SOURCE DATA:

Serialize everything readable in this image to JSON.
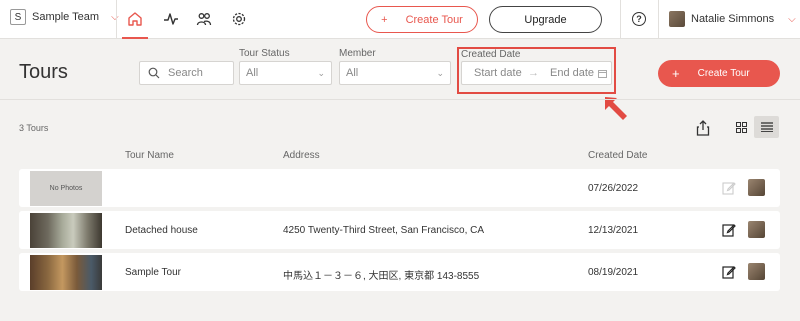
{
  "topbar": {
    "team_logo_letter": "S",
    "team_name": "Sample Team",
    "create_tour_label": "Create Tour",
    "upgrade_label": "Upgrade",
    "help_glyph": "?",
    "user_name": "Natalie Simmons",
    "nav_icons": [
      "home-icon",
      "activity-icon",
      "people-icon",
      "gear-icon"
    ]
  },
  "header": {
    "title": "Tours",
    "search_placeholder": "Search",
    "tour_status_label": "Tour Status",
    "tour_status_value": "All",
    "member_label": "Member",
    "member_value": "All",
    "created_date_label": "Created Date",
    "start_date_placeholder": "Start date",
    "end_date_placeholder": "End date",
    "create_tour_button": "Create Tour"
  },
  "list": {
    "count_text": "3 Tours",
    "columns": [
      "Tour Name",
      "Address",
      "Created Date"
    ],
    "rows": [
      {
        "thumbnail": "No Photos",
        "name": "",
        "address": "",
        "created": "07/26/2022",
        "edit_enabled": false
      },
      {
        "thumbnail": "photo",
        "name": "Detached house",
        "address": "4250 Twenty-Third Street, San Francisco, CA",
        "created": "12/13/2021",
        "edit_enabled": true
      },
      {
        "thumbnail": "photo",
        "name": "Sample Tour",
        "address": "中馬込１－３－６, 大田区, 東京都 143-8555",
        "created": "08/19/2021",
        "edit_enabled": true
      }
    ]
  },
  "colors": {
    "accent": "#e8574e",
    "highlight_box": "#e24b43",
    "background": "#f3f2f0"
  }
}
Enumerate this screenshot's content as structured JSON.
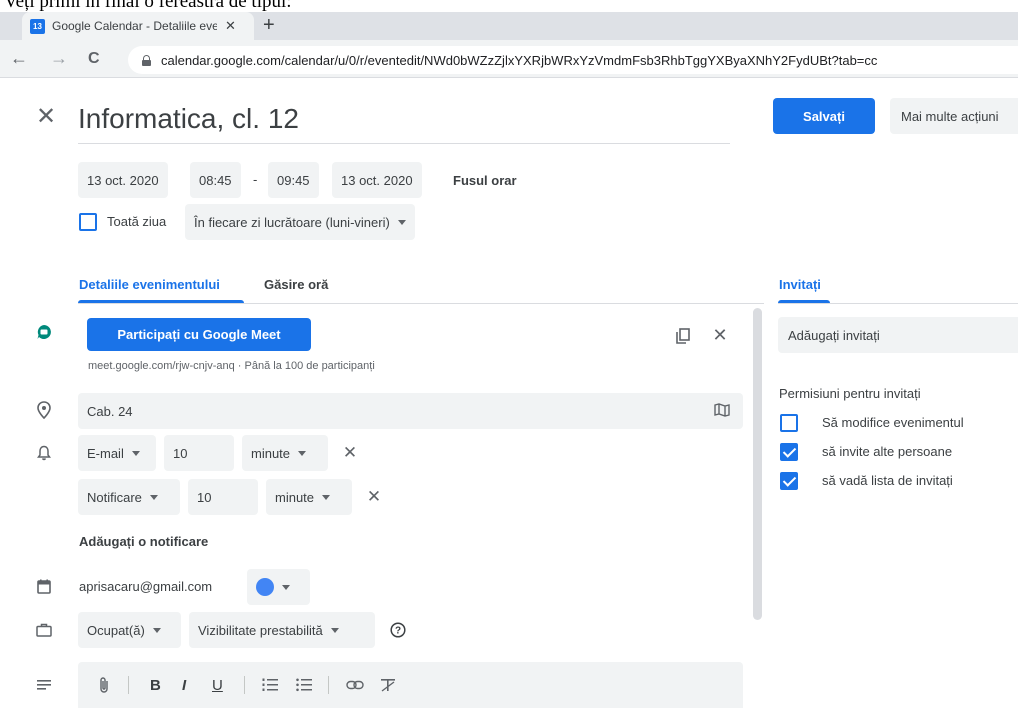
{
  "doc_caption": "Veți primi în final o fereastra de tipul:",
  "browser": {
    "tab_favicon": "13",
    "tab_title": "Google Calendar - Detaliile evenim",
    "tab_close": "✕",
    "new_tab": "+",
    "back": "←",
    "forward": "→",
    "reload": "C",
    "url": "calendar.google.com/calendar/u/0/r/eventedit/NWd0bWZzZjlxYXRjbWRxYzVmdmFsb3RhbTggYXByaXNhY2FydUBt?tab=cc"
  },
  "header": {
    "close": "✕",
    "title": "Informatica, cl. 12",
    "save": "Salvați",
    "more_actions": "Mai multe acțiuni"
  },
  "datetime": {
    "start_date": "13 oct. 2020",
    "start_time": "08:45",
    "separator": "-",
    "end_time": "09:45",
    "end_date": "13 oct. 2020",
    "timezone": "Fusul orar",
    "all_day_label": "Toată ziua",
    "all_day_checked": false,
    "recurrence": "În fiecare zi lucrătoare (luni-vineri)"
  },
  "tabs": {
    "details": "Detaliile evenimentului",
    "find_time": "Găsire oră",
    "guests": "Invitați"
  },
  "meet": {
    "join_button": "Participați cu Google Meet",
    "info": "meet.google.com/rjw-cnjv-anq · Până la 100 de participanți"
  },
  "location": {
    "value": "Cab. 24"
  },
  "notifications": [
    {
      "type": "E-mail",
      "amount": "10",
      "unit": "minute"
    },
    {
      "type": "Notificare",
      "amount": "10",
      "unit": "minute"
    }
  ],
  "add_notification": "Adăugați o notificare",
  "calendar": {
    "owner": "aprisacaru@gmail.com",
    "color": "#4285f4"
  },
  "availability": {
    "status": "Ocupat(ă)",
    "visibility": "Vizibilitate prestabilită"
  },
  "guests": {
    "add_placeholder": "Adăugați invitați",
    "permissions_title": "Permisiuni pentru invitați",
    "permissions": [
      {
        "label": "Să modifice evenimentul",
        "checked": false
      },
      {
        "label": "să invite alte persoane",
        "checked": true
      },
      {
        "label": "să vadă lista de invitați",
        "checked": true
      }
    ]
  },
  "colors": {
    "accent": "#1a73e8",
    "meet_green": "#00897b"
  }
}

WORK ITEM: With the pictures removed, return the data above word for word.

ANSWER BOX:
Serialize everything readable in this image to JSON.
{
  "topbar": {
    "team_logo_letter": "S",
    "team_name": "Sample Team",
    "create_tour_label": "Create Tour",
    "upgrade_label": "Upgrade",
    "help_glyph": "?",
    "user_name": "Natalie Simmons",
    "nav_icons": [
      "home-icon",
      "activity-icon",
      "people-icon",
      "gear-icon"
    ]
  },
  "header": {
    "title": "Tours",
    "search_placeholder": "Search",
    "tour_status_label": "Tour Status",
    "tour_status_value": "All",
    "member_label": "Member",
    "member_value": "All",
    "created_date_label": "Created Date",
    "start_date_placeholder": "Start date",
    "end_date_placeholder": "End date",
    "create_tour_button": "Create Tour"
  },
  "list": {
    "count_text": "3 Tours",
    "columns": [
      "Tour Name",
      "Address",
      "Created Date"
    ],
    "rows": [
      {
        "thumbnail": "No Photos",
        "name": "",
        "address": "",
        "created": "07/26/2022",
        "edit_enabled": false
      },
      {
        "thumbnail": "photo",
        "name": "Detached house",
        "address": "4250 Twenty-Third Street, San Francisco, CA",
        "created": "12/13/2021",
        "edit_enabled": true
      },
      {
        "thumbnail": "photo",
        "name": "Sample Tour",
        "address": "中馬込１－３－６, 大田区, 東京都 143-8555",
        "created": "08/19/2021",
        "edit_enabled": true
      }
    ]
  },
  "colors": {
    "accent": "#e8574e",
    "highlight_box": "#e24b43",
    "background": "#f3f2f0"
  }
}
Enumerate this screenshot's content as structured JSON.
{
  "doc_caption": "Veți primi în final o fereastra de tipul:",
  "browser": {
    "tab_favicon": "13",
    "tab_title": "Google Calendar - Detaliile evenim",
    "tab_close": "✕",
    "new_tab": "+",
    "back": "←",
    "forward": "→",
    "reload": "C",
    "url": "calendar.google.com/calendar/u/0/r/eventedit/NWd0bWZzZjlxYXRjbWRxYzVmdmFsb3RhbTggYXByaXNhY2FydUBt?tab=cc"
  },
  "header": {
    "close": "✕",
    "title": "Informatica, cl. 12",
    "save": "Salvați",
    "more_actions": "Mai multe acțiuni"
  },
  "datetime": {
    "start_date": "13 oct. 2020",
    "start_time": "08:45",
    "separator": "-",
    "end_time": "09:45",
    "end_date": "13 oct. 2020",
    "timezone": "Fusul orar",
    "all_day_label": "Toată ziua",
    "all_day_checked": false,
    "recurrence": "În fiecare zi lucrătoare (luni-vineri)"
  },
  "tabs": {
    "details": "Detaliile evenimentului",
    "find_time": "Găsire oră",
    "guests": "Invitați"
  },
  "meet": {
    "join_button": "Participați cu Google Meet",
    "info": "meet.google.com/rjw-cnjv-anq · Până la 100 de participanți"
  },
  "location": {
    "value": "Cab. 24"
  },
  "notifications": [
    {
      "type": "E-mail",
      "amount": "10",
      "unit": "minute"
    },
    {
      "type": "Notificare",
      "amount": "10",
      "unit": "minute"
    }
  ],
  "add_notification": "Adăugați o notificare",
  "calendar": {
    "owner": "aprisacaru@gmail.com",
    "color": "#4285f4"
  },
  "availability": {
    "status": "Ocupat(ă)",
    "visibility": "Vizibilitate prestabilită"
  },
  "guests": {
    "add_placeholder": "Adăugați invitați",
    "permissions_title": "Permisiuni pentru invitați",
    "permissions": [
      {
        "label": "Să modifice evenimentul",
        "checked": false
      },
      {
        "label": "să invite alte persoane",
        "checked": true
      },
      {
        "label": "să vadă lista de invitați",
        "checked": true
      }
    ]
  },
  "colors": {
    "accent": "#1a73e8",
    "meet_green": "#00897b"
  }
}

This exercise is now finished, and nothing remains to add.